> **Exercise details**:
Take from the records below each line that holds "accounts".

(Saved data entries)

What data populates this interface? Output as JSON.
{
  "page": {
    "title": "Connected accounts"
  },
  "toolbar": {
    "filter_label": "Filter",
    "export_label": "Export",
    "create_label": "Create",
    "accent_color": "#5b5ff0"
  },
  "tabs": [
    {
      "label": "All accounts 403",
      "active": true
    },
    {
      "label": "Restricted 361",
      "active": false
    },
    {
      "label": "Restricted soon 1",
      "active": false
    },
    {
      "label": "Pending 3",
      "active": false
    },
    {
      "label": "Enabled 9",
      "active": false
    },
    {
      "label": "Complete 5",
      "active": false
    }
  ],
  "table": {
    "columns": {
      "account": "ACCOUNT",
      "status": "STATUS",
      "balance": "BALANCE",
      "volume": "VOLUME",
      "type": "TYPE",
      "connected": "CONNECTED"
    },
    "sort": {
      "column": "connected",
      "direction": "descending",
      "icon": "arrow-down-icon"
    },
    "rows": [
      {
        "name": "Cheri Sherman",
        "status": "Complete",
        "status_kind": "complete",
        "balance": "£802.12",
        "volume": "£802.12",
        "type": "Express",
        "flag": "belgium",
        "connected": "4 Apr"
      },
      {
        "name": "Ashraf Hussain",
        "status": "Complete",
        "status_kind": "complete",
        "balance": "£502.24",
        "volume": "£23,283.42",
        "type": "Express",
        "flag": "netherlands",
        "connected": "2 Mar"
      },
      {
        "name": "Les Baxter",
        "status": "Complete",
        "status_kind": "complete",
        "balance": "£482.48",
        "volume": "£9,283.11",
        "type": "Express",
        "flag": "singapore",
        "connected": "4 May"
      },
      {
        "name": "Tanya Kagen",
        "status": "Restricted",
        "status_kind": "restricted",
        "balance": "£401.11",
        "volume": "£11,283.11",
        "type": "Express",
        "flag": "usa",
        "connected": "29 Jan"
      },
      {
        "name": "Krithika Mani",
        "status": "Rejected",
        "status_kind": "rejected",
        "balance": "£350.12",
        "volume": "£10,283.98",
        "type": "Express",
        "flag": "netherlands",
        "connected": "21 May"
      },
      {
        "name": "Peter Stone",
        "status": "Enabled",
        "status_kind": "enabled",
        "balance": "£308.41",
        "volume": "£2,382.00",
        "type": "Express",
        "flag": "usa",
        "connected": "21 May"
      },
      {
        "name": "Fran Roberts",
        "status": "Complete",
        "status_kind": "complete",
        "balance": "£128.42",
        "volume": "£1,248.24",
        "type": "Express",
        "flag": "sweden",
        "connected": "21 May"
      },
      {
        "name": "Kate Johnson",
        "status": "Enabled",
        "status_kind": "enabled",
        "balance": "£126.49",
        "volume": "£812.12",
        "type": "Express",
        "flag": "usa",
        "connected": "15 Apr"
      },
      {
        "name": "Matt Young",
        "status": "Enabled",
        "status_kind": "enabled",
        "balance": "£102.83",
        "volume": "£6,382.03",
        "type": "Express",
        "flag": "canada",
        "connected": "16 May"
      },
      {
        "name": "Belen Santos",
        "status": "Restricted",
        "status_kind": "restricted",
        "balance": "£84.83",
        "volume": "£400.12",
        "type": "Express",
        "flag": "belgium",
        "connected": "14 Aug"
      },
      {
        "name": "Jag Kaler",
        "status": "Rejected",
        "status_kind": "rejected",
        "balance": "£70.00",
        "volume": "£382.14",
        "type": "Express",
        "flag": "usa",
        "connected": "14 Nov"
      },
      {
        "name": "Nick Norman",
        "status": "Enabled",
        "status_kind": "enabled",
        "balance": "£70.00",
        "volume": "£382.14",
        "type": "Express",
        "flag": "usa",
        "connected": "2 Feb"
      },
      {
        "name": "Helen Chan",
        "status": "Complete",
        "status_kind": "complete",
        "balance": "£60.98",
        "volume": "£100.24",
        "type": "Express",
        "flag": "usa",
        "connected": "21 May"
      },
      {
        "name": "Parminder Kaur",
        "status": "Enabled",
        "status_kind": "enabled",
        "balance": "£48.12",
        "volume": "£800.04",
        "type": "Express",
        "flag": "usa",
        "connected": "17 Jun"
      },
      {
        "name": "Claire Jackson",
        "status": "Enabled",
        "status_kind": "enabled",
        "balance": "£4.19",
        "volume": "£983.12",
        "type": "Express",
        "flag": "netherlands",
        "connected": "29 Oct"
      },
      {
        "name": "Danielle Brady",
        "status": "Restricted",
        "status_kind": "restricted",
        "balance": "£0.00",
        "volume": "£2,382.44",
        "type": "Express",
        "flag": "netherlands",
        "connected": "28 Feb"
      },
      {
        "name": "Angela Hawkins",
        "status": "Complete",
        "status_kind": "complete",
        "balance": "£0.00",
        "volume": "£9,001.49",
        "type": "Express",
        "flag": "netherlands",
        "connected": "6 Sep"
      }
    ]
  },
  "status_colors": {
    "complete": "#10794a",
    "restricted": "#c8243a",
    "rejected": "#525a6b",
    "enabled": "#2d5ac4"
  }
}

> **Written response**:
    "title": "Connected accounts"
      "label": "All accounts 403",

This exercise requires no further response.